## What the task requires
Where does the string "instructions" appear in the listing below? Copy every line where it does.

◆ ◆ ◆ ◆

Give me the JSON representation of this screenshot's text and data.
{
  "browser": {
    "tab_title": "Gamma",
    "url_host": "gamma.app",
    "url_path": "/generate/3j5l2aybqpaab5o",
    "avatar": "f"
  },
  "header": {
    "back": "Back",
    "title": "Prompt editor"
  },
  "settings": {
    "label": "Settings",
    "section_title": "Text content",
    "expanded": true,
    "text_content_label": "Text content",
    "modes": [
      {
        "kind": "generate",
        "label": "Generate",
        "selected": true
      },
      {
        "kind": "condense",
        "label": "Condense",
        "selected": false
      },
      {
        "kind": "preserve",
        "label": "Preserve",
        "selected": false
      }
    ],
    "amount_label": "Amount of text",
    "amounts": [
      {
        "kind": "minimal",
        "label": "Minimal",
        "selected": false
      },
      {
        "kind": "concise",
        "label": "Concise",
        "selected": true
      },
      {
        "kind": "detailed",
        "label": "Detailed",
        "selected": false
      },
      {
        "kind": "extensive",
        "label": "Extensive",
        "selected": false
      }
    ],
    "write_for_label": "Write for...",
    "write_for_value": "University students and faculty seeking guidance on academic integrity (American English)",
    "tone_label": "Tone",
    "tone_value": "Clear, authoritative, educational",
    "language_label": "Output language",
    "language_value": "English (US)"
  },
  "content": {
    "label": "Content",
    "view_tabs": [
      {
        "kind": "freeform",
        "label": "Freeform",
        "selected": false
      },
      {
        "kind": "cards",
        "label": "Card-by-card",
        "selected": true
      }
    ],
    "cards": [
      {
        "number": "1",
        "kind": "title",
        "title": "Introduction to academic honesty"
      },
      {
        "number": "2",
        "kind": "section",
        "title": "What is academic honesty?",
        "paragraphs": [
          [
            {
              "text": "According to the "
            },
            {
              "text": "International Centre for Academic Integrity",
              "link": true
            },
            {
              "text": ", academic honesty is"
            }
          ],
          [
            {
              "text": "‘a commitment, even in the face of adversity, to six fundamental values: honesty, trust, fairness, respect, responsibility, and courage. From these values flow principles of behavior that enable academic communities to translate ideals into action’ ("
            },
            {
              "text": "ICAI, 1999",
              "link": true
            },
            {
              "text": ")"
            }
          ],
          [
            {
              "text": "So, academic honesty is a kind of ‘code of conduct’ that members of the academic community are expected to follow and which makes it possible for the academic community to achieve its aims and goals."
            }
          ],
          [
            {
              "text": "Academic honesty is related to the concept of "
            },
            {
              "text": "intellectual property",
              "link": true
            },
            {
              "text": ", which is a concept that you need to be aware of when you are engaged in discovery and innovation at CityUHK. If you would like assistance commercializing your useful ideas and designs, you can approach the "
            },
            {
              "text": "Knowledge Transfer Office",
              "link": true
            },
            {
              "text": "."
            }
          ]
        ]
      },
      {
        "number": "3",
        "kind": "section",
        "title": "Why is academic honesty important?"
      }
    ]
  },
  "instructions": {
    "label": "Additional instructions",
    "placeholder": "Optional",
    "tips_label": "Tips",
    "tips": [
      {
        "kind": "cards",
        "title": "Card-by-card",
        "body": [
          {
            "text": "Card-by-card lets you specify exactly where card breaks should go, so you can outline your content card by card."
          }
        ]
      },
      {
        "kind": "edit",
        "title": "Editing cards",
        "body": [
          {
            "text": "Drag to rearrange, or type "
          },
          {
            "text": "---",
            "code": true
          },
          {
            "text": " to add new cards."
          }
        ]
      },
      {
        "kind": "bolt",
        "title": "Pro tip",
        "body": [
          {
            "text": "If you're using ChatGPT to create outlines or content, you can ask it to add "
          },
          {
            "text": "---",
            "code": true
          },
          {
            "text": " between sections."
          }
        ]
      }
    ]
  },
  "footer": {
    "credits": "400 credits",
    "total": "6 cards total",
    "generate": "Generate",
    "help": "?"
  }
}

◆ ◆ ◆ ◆

## Task answer
  "instructions": {
    "label": "Additional instructions",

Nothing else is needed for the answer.